**Entries supplied:**
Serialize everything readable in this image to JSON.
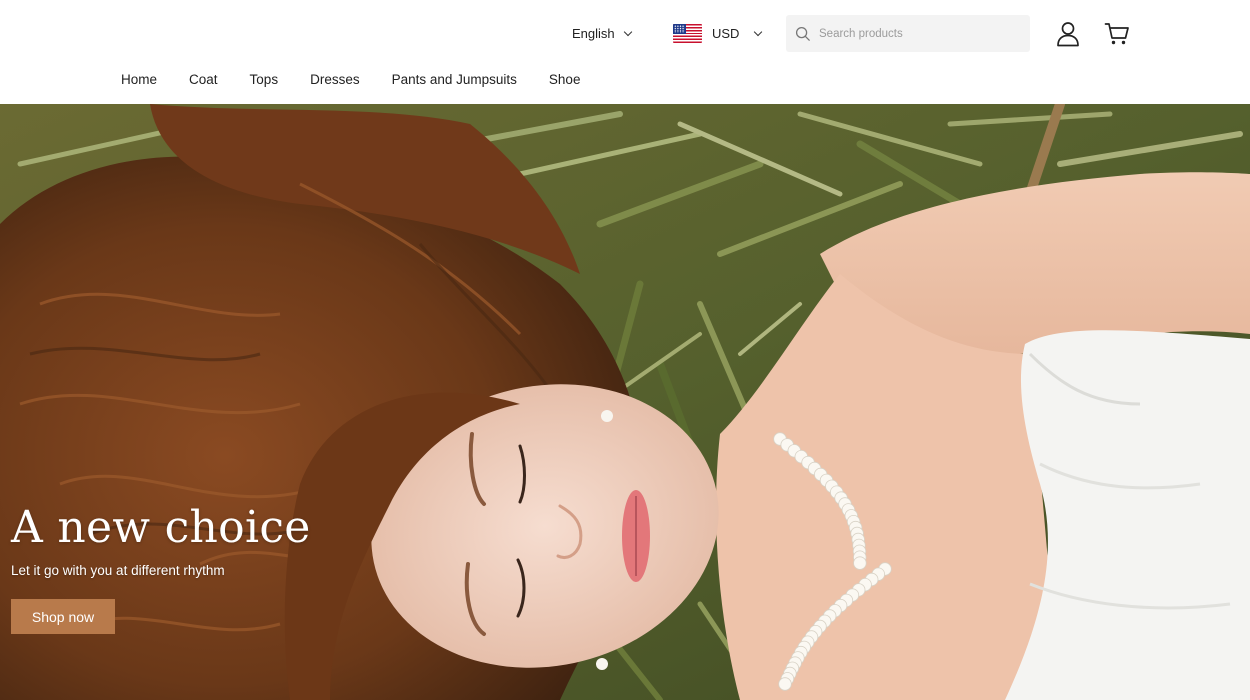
{
  "header": {
    "language": "English",
    "currency": {
      "code": "USD",
      "flag_icon": "us-flag-icon"
    },
    "search": {
      "placeholder": "Search products",
      "value": ""
    },
    "account_icon": "user-icon",
    "cart_icon": "cart-icon"
  },
  "nav": {
    "items": [
      {
        "label": "Home"
      },
      {
        "label": "Coat"
      },
      {
        "label": "Tops"
      },
      {
        "label": "Dresses"
      },
      {
        "label": "Pants and Jumpsuits"
      },
      {
        "label": "Shoe"
      }
    ]
  },
  "hero": {
    "title": "A new choice",
    "subtitle": "Let it go with you at different rhythm",
    "button_label": "Shop now",
    "button_color": "#b87a4b"
  }
}
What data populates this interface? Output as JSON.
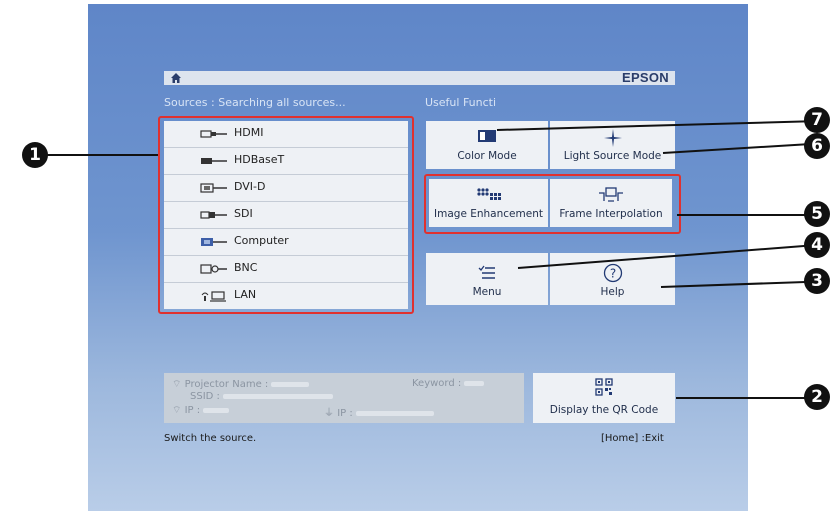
{
  "topbar": {
    "home_icon": "home-icon",
    "brand": "EPSON"
  },
  "sources": {
    "header": "Sources : Searching all sources...",
    "items": [
      {
        "label": "HDMI",
        "icon": "hdmi-icon"
      },
      {
        "label": "HDBaseT",
        "icon": "hdbaset-icon"
      },
      {
        "label": "DVI-D",
        "icon": "dvi-icon"
      },
      {
        "label": "SDI",
        "icon": "sdi-icon"
      },
      {
        "label": "Computer",
        "icon": "computer-icon"
      },
      {
        "label": "BNC",
        "icon": "bnc-icon"
      },
      {
        "label": "LAN",
        "icon": "lan-icon"
      }
    ]
  },
  "functions": {
    "header": "Useful Functi",
    "color_mode": "Color Mode",
    "light_source_mode": "Light Source Mode",
    "image_enhancement": "Image Enhancement",
    "frame_interpolation": "Frame Interpolation",
    "menu": "Menu",
    "help": "Help"
  },
  "info": {
    "projector_name_label": "Projector Name :",
    "keyword_label": "Keyword :",
    "ssid_label": "SSID :",
    "ip_label": "IP :",
    "ip2_label": "IP :",
    "qr_button": "Display the QR Code"
  },
  "footer": {
    "left": "Switch the source.",
    "right": "[Home] :Exit"
  },
  "callouts": [
    "1",
    "2",
    "3",
    "4",
    "5",
    "6",
    "7"
  ],
  "colors": {
    "highlight": "#e0312f",
    "callout": "#111111",
    "screen_bg": "#6f95cf"
  }
}
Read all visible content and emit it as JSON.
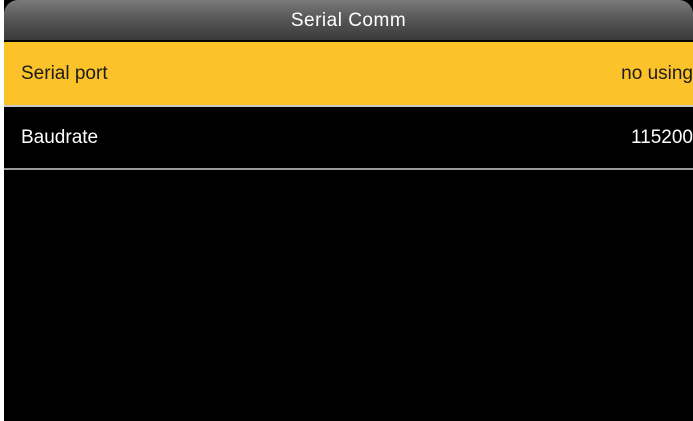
{
  "header": {
    "title": "Serial Comm"
  },
  "settings": [
    {
      "label": "Serial port",
      "value": "no using",
      "selected": true
    },
    {
      "label": "Baudrate",
      "value": "115200",
      "selected": false
    }
  ],
  "colors": {
    "selected_row": "#fcc22a",
    "background": "#000000",
    "title_bar": "#585858"
  }
}
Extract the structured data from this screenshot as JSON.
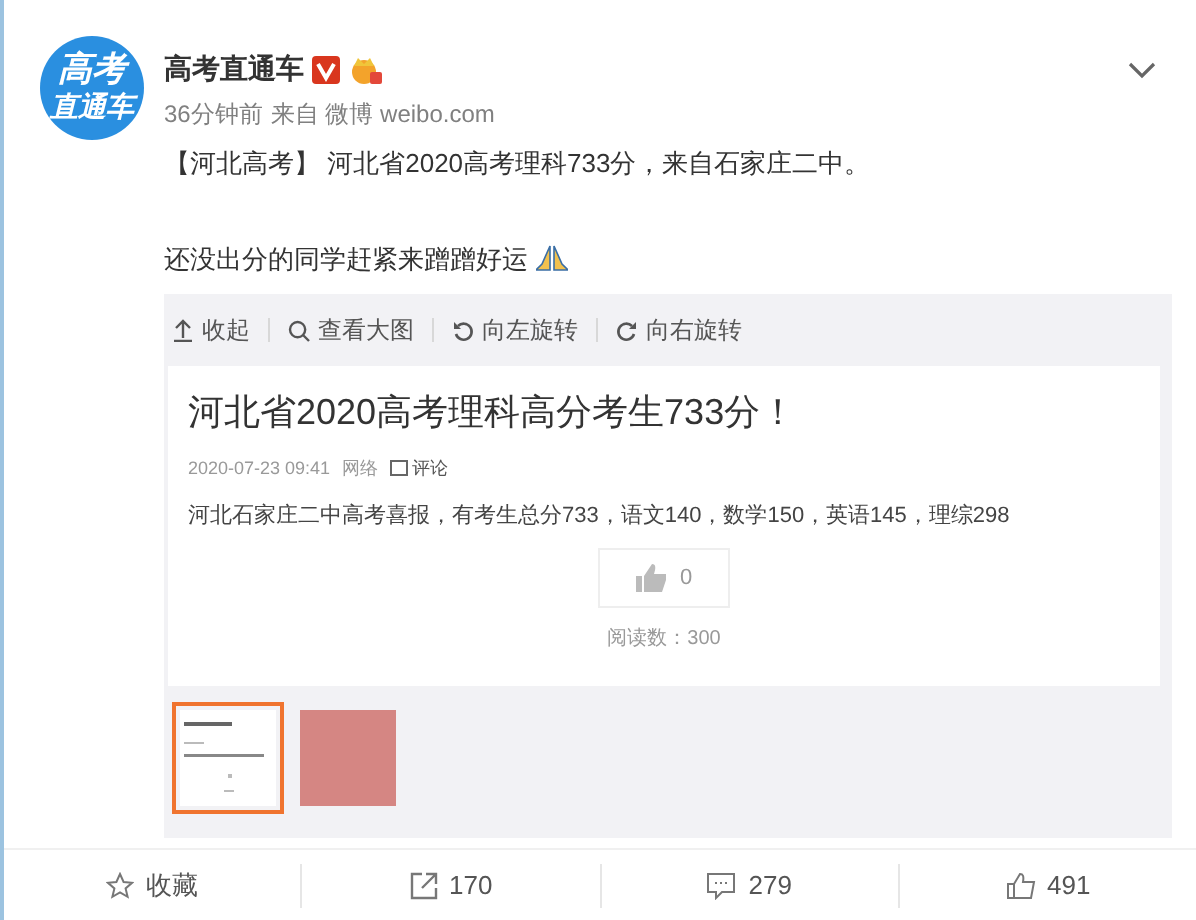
{
  "post": {
    "author": "高考直通车",
    "time": "36分钟前",
    "source": "来自 微博 weibo.com",
    "avatar_lines": [
      "高考",
      "直通车"
    ],
    "paragraphs": [
      "【河北高考】 河北省2020高考理科733分，来自石家庄二中。",
      "还没出分的同学赶紧来蹭蹭好运"
    ]
  },
  "media_toolbar": [
    {
      "kind": "collapse",
      "label": "收起"
    },
    {
      "kind": "zoom",
      "label": "查看大图"
    },
    {
      "kind": "rotate-left",
      "label": "向左旋转"
    },
    {
      "kind": "rotate-right",
      "label": "向右旋转"
    }
  ],
  "article": {
    "title": "河北省2020高考理科高分考生733分！",
    "date": "2020-07-23 09:41",
    "tag": "网络",
    "comment": "评论",
    "body": "河北石家庄二中高考喜报，有考生总分733，语文140，数学150，英语145，理综298",
    "likes": "0",
    "reads": "阅读数：300"
  },
  "thumbnails": [
    {
      "kind": "screenshot",
      "selected": true
    },
    {
      "kind": "photo",
      "selected": false
    }
  ],
  "actions": [
    {
      "kind": "favorite",
      "label": "收藏"
    },
    {
      "kind": "repost",
      "label": "170"
    },
    {
      "kind": "comment",
      "label": "279"
    },
    {
      "kind": "like",
      "label": "491"
    }
  ]
}
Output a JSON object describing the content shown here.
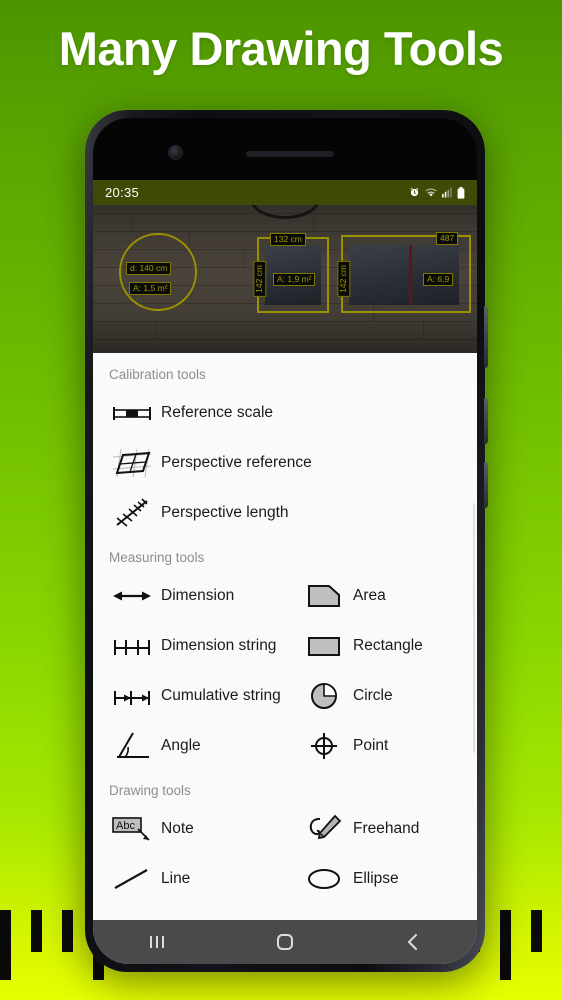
{
  "headline": "Many Drawing Tools",
  "background": {
    "top_color": "#4d9400",
    "bottom_color": "#e6ff00",
    "accent": "#6fbc00"
  },
  "phone": {
    "camera_icon": "front-camera",
    "earpiece_icon": "earpiece-speaker"
  },
  "statusbar": {
    "time": "20:35",
    "background": "#3f4a07",
    "icons": [
      "alarm-icon",
      "wifi-icon",
      "signal-icon",
      "battery-icon"
    ]
  },
  "photo": {
    "annotations": [
      {
        "text": "d: 140 cm",
        "kind": "diameter"
      },
      {
        "text": "A: 1,5 m²",
        "kind": "area"
      },
      {
        "text": "132 cm",
        "kind": "width"
      },
      {
        "text": "142 cm",
        "kind": "height"
      },
      {
        "text": "A: 1,9 m²",
        "kind": "area"
      },
      {
        "text": "142 cm",
        "kind": "height"
      },
      {
        "text": "487",
        "kind": "width"
      },
      {
        "text": "A: 6,9",
        "kind": "area"
      }
    ],
    "annotation_color": "#dcd000"
  },
  "panel": {
    "sections": [
      {
        "title": "Calibration tools",
        "layout": "single",
        "items": [
          {
            "label": "Reference scale",
            "icon": "reference-scale-icon"
          },
          {
            "label": "Perspective reference",
            "icon": "perspective-reference-icon"
          },
          {
            "label": "Perspective length",
            "icon": "perspective-length-icon"
          }
        ]
      },
      {
        "title": "Measuring tools",
        "layout": "two-column",
        "left": [
          {
            "label": "Dimension",
            "icon": "dimension-icon"
          },
          {
            "label": "Dimension string",
            "icon": "dimension-string-icon"
          },
          {
            "label": "Cumulative string",
            "icon": "cumulative-string-icon"
          },
          {
            "label": "Angle",
            "icon": "angle-icon"
          }
        ],
        "right": [
          {
            "label": "Area",
            "icon": "area-icon"
          },
          {
            "label": "Rectangle",
            "icon": "rectangle-icon"
          },
          {
            "label": "Circle",
            "icon": "circle-icon"
          },
          {
            "label": "Point",
            "icon": "point-icon"
          }
        ]
      },
      {
        "title": "Drawing tools",
        "layout": "two-column",
        "left": [
          {
            "label": "Note",
            "icon": "note-icon"
          },
          {
            "label": "Line",
            "icon": "line-icon"
          }
        ],
        "right": [
          {
            "label": "Freehand",
            "icon": "freehand-icon"
          },
          {
            "label": "Ellipse",
            "icon": "ellipse-icon"
          }
        ]
      }
    ]
  },
  "navbar": {
    "buttons": [
      {
        "name": "recents",
        "icon": "recents-icon"
      },
      {
        "name": "home",
        "icon": "home-icon"
      },
      {
        "name": "back",
        "icon": "back-icon"
      }
    ]
  }
}
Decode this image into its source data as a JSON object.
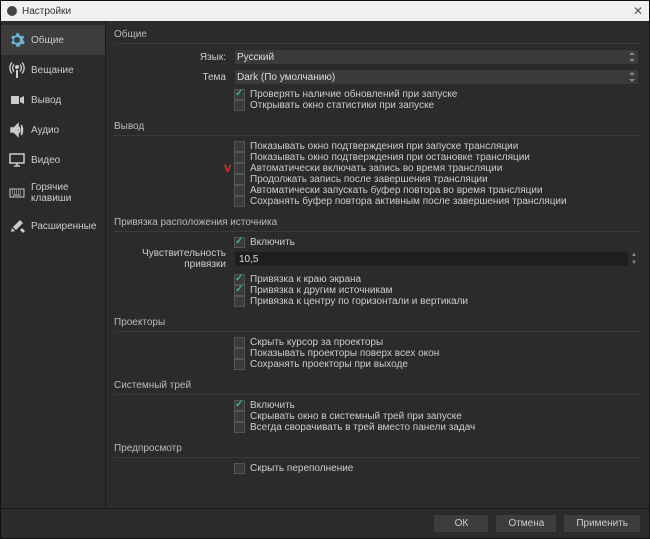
{
  "window": {
    "title": "Настройки"
  },
  "sidebar": {
    "items": [
      {
        "label": "Общие"
      },
      {
        "label": "Вещание"
      },
      {
        "label": "Вывод"
      },
      {
        "label": "Аудио"
      },
      {
        "label": "Видео"
      },
      {
        "label": "Горячие клавиши"
      },
      {
        "label": "Расширенные"
      }
    ]
  },
  "general": {
    "title": "Общие",
    "language_label": "Язык:",
    "language_value": "Русский",
    "theme_label": "Тема",
    "theme_value": "Dark (По умолчанию)",
    "check_updates": "Проверять наличие обновлений при запуске",
    "open_stats": "Открывать окно статистики при запуске"
  },
  "output": {
    "title": "Вывод",
    "confirm_start": "Показывать окно подтверждения при запуске трансляции",
    "confirm_stop": "Показывать окно подтверждения при остановке трансляции",
    "auto_record": "Автоматически включать запись во время трансляции",
    "continue_record": "Продолжать запись после завершения трансляции",
    "auto_replay": "Автоматически запускать буфер повтора во время трансляции",
    "keep_replay": "Сохранять буфер повтора активным после завершения трансляции"
  },
  "snap": {
    "title": "Привязка расположения источника",
    "enable": "Включить",
    "sens_label": "Чувствительность привязки",
    "sens_value": "10,5",
    "snap_edge": "Привязка к краю экрана",
    "snap_sources": "Привязка к другим источникам",
    "snap_center": "Привязка к центру по горизонтали и вертикали"
  },
  "projectors": {
    "title": "Проекторы",
    "hide_cursor": "Скрыть курсор за проекторы",
    "always_top": "Показывать проекторы поверх всех окон",
    "save_exit": "Сохранять проекторы при выходе"
  },
  "tray": {
    "title": "Системный трей",
    "enable": "Включить",
    "hide_start": "Скрывать окно в системный трей при запуске",
    "always_min": "Всегда сворачивать в трей вместо панели задач"
  },
  "preview": {
    "title": "Предпросмотр",
    "hide_overflow": "Скрыть переполнение"
  },
  "footer": {
    "ok": "ОК",
    "cancel": "Отмена",
    "apply": "Применить"
  }
}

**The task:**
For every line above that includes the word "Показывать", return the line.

**Written solution:**
    "confirm_start": "Показывать окно подтверждения при запуске трансляции",
    "confirm_stop": "Показывать окно подтверждения при остановке трансляции",
    "always_top": "Показывать проекторы поверх всех окон",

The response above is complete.